Website and app data records:
^^^^^^^^
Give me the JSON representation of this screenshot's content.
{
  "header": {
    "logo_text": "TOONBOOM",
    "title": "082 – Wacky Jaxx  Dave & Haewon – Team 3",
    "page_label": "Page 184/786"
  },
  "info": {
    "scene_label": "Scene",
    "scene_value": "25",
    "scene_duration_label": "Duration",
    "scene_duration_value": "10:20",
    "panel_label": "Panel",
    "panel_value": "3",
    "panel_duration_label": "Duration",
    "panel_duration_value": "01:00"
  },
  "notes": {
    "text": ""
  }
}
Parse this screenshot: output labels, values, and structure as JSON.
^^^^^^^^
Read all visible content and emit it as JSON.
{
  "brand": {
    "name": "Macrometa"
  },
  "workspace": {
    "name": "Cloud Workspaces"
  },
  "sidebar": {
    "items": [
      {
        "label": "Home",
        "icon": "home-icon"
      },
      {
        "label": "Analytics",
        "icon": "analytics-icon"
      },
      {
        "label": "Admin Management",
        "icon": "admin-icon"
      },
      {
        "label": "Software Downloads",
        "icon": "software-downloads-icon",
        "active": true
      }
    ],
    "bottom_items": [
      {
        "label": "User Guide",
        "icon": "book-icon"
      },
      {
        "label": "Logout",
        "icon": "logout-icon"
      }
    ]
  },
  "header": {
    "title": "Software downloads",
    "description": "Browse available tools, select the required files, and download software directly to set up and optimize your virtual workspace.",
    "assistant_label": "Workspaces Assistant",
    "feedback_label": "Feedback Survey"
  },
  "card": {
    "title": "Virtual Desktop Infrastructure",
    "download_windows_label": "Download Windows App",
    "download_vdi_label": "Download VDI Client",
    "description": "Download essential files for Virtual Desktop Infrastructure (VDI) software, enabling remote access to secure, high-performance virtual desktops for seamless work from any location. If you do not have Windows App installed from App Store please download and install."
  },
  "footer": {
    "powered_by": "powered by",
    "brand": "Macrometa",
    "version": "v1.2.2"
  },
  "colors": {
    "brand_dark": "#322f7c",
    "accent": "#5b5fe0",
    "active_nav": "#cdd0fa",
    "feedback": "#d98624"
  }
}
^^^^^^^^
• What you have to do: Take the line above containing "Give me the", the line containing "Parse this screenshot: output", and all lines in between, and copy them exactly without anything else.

• Solution to the exercise:
Give me the JSON representation of this screenshot's content.
{
  "header": {
    "logo_text": "TOONBOOM",
    "title": "082 – Wacky Jaxx  Dave & Haewon – Team 3",
    "page_label": "Page 184/786"
  },
  "info": {
    "scene_label": "Scene",
    "scene_value": "25",
    "scene_duration_label": "Duration",
    "scene_duration_value": "10:20",
    "panel_label": "Panel",
    "panel_value": "3",
    "panel_duration_label": "Duration",
    "panel_duration_value": "01:00"
  },
  "notes": {
    "text": ""
  }
}
Parse this screenshot: output labels, values, and structure as JSON.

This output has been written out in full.